I look at my buddha, and to me he looks blessed, but of course he doesn’t know it. He just sits there, staring out of his bubble, dusted in gold but oblivious to the fact that he is covered in sparkles. He's even sitting in some. And when I see him like this, it occurs to me that some of us might be the same. It's possible for some of us to be covered in blessings and not even know it.
I think this might be true of more people than we realize. For some, it’s not always so easy to believe that they are blessed, especially because not all blessings can be seen or touched. But the blessings are there, because we are here. Still, it’s never that simple. Alarmingly for some, feeling bereft of blessings can even turn dire. We are hearing more and more about people who tragically decide they must exit from their own lives.
And when I hear such heartbreaking news, it makes me wish that these souls could have been sustained by what I’m sure were the golden prayers that must have been sent to them while they were here, or even by the ones that they must have chosen to send to others. For surely there is enough gold dust to go around. Surely they must have been sitting in some. Some of it had to be resting on their shoulders or in their hair or even on their feet, because the evidence is there. They’ve left it behind in their footprints.
I think it can be very difficult to exhale that which no longer serves us. Sometimes that which no longer serves us can get stuck inside, because it’s too dark to see any goodness that might replace it. I would never claim to know for sure, but perhaps that is some of what happens to those who have found themselves unable to bear this life.
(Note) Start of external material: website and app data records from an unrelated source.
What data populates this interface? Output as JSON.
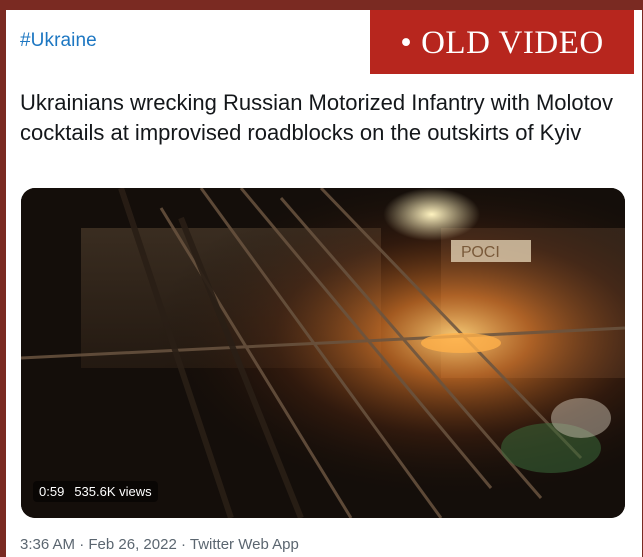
{
  "tweet": {
    "hashtag": "#Ukraine",
    "text": "Ukrainians wrecking Russian Motorized Infantry with Molotov cocktails at improvised roadblocks on the outskirts of Kyiv",
    "time": "3:36 AM",
    "sep1": "·",
    "date": "Feb 26, 2022",
    "sep2": "·",
    "source": "Twitter Web App"
  },
  "overlay_label": {
    "text": "• OLD VIDEO",
    "color": "#b7261e"
  },
  "video": {
    "duration": "0:59",
    "views": "535.6K views",
    "sign_text": "РОСІ"
  },
  "colors": {
    "frame": "#7a2a22",
    "hashtag": "#1d77c2",
    "text": "#14171a",
    "meta": "#5b6670"
  }
}
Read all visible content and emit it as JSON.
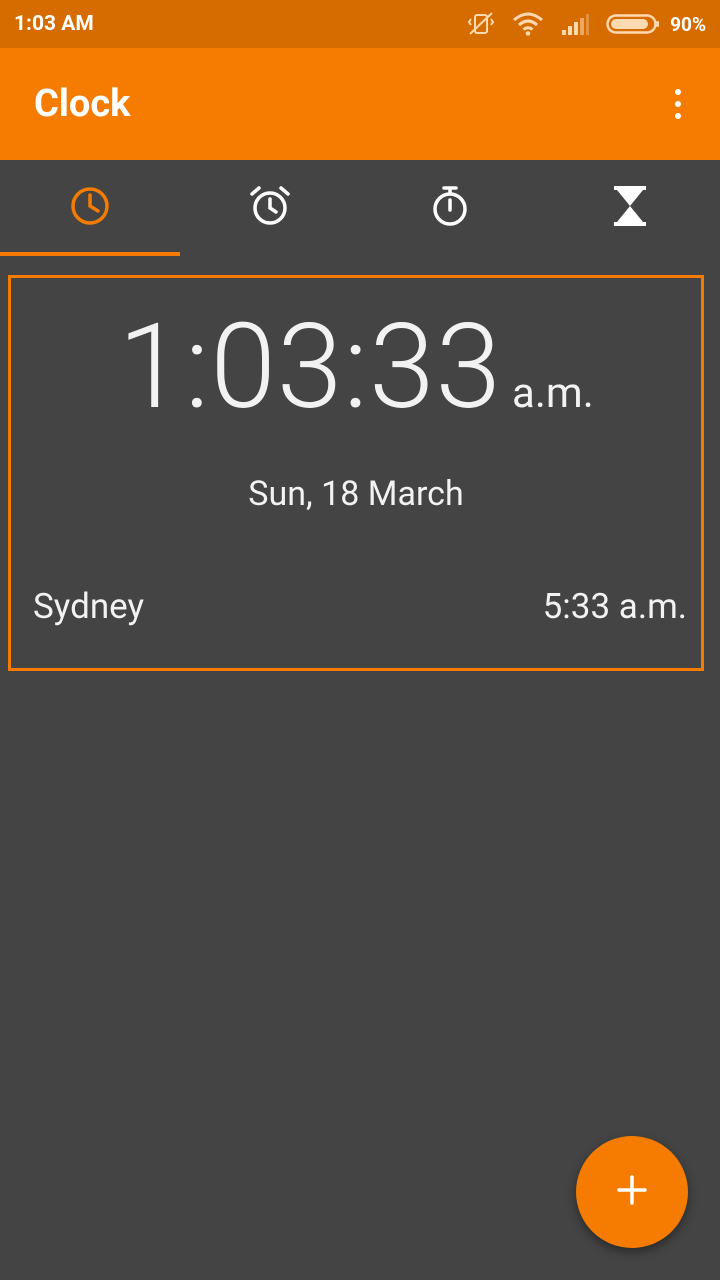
{
  "status_bar": {
    "time": "1:03 AM",
    "battery_percent": "90%",
    "icons": [
      "vibrate-off-icon",
      "wifi-icon",
      "signal-icon",
      "battery-icon"
    ],
    "battery_level": 0.9
  },
  "app_bar": {
    "title": "Clock",
    "overflow_icon": "more-vert-icon"
  },
  "tabs": [
    {
      "name": "clock",
      "icon": "clock-icon",
      "active": true
    },
    {
      "name": "alarm",
      "icon": "alarm-icon",
      "active": false
    },
    {
      "name": "stopwatch",
      "icon": "stopwatch-icon",
      "active": false
    },
    {
      "name": "timer",
      "icon": "hourglass-icon",
      "active": false
    }
  ],
  "clock": {
    "time": "1:03:33",
    "ampm": "a.m.",
    "date": "Sun, 18 March",
    "world_clocks": [
      {
        "city": "Sydney",
        "time": "5:33 a.m."
      }
    ]
  },
  "fab": {
    "icon": "add-icon"
  },
  "colors": {
    "accent": "#f57c00",
    "status_bar": "#d66c00",
    "background": "#444444",
    "inactive_icon": "#ffffff"
  }
}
And that leaves me wishing what is probably too simple a wish. I wish that more of us could have known of their struggles, so that many golden prayers could have been sent to help.
The other night, at the end of practice, we came to an easy seat with our legs crossed and our hands in prayer. It was dark and the room was quiet. The instructor asked us to inhale deeply and then exhale just as deeply. And when we did, a siren blared. Somewhere out in the city streets, someone needed help. And so the instructor asked us to say a prayer for whoever it was. He asked us to pray for someone we didn’t know, but for whom, if we did, we’d love and bless them all the same.
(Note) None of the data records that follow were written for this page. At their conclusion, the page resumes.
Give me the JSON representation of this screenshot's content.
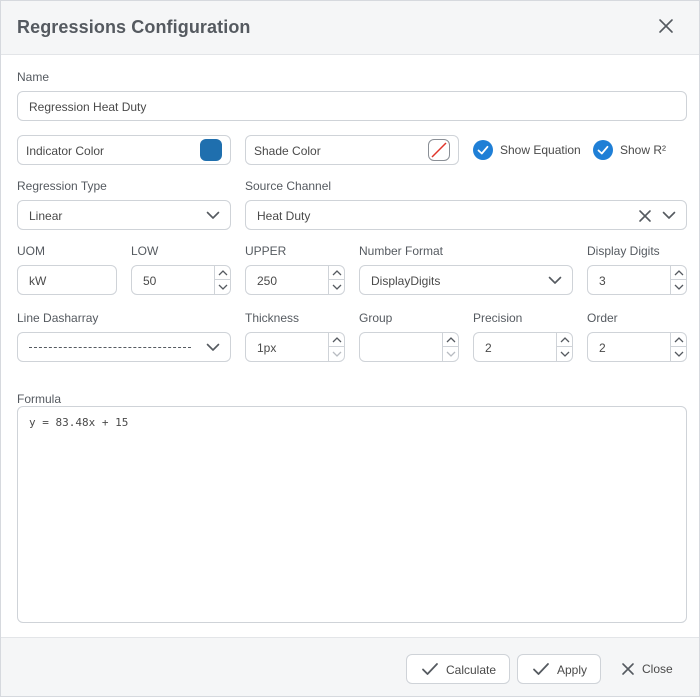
{
  "dialog": {
    "title": "Regressions Configuration"
  },
  "name": {
    "label": "Name",
    "value": "Regression Heat Duty"
  },
  "indicator_color": {
    "label": "Indicator Color",
    "color": "#1f6fae"
  },
  "shade_color": {
    "label": "Shade Color",
    "state": "none"
  },
  "show_equation": {
    "label": "Show Equation",
    "checked": true
  },
  "show_r2": {
    "label": "Show R²",
    "checked": true
  },
  "regression_type": {
    "label": "Regression Type",
    "value": "Linear"
  },
  "source_channel": {
    "label": "Source Channel",
    "value": "Heat Duty"
  },
  "uom": {
    "label": "UOM",
    "value": "kW"
  },
  "low": {
    "label": "LOW",
    "value": "50"
  },
  "upper": {
    "label": "UPPER",
    "value": "250"
  },
  "number_format": {
    "label": "Number Format",
    "value": "DisplayDigits"
  },
  "display_digits": {
    "label": "Display Digits",
    "value": "3"
  },
  "line_dasharray": {
    "label": "Line Dasharray",
    "value": "dashed"
  },
  "thickness": {
    "label": "Thickness",
    "value": "1px"
  },
  "group": {
    "label": "Group",
    "value": ""
  },
  "precision": {
    "label": "Precision",
    "value": "2"
  },
  "order": {
    "label": "Order",
    "value": "2"
  },
  "formula": {
    "label": "Formula",
    "value": "y = 83.48x + 15"
  },
  "footer": {
    "calculate_label": "Calculate",
    "apply_label": "Apply",
    "close_label": "Close"
  },
  "colors": {
    "accent": "#1f7fd6",
    "border": "#cfd3d8",
    "header_bg": "#f5f6f7"
  }
}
That night, after the practice, I made my way home. It was late, and I was anxious to settle down for the evening. I stood at my vanity and looked at my buddha. As usual, he was sitting serenely in his bubble. I picked him up, gave him a good shake, and then set him down again. And then I watched as the sparkles, illuminated by the vanity lights, swirled around every which way, before they gently descended and settled down for the evening, too.
They landed softly on the buddha’s head and on his shoulders, in his hands and in his lap, around his seat and on his feet. Only this time something was different. As if by magic, the reflection of the vanity lights had formed a halo around the buddha’s head! And so I reached for my phone and took a picture. I wanted to capture the magic. Besides, it seemed like a good idea to have a picture of a blessing.
I climbed into bed, pulled up the covers and then opened my phone to look at the picture one more time before I closed my eyes. And without another thought I sent it to my children. I wanted them to have it, too, so that they could see what I saw.
I wanted them to see the golden stars that I so often send to them without their even knowing it. And I wanted them to see that there is magic in this world, and that, like the buddha in the bubble, we are blessed to be here in it.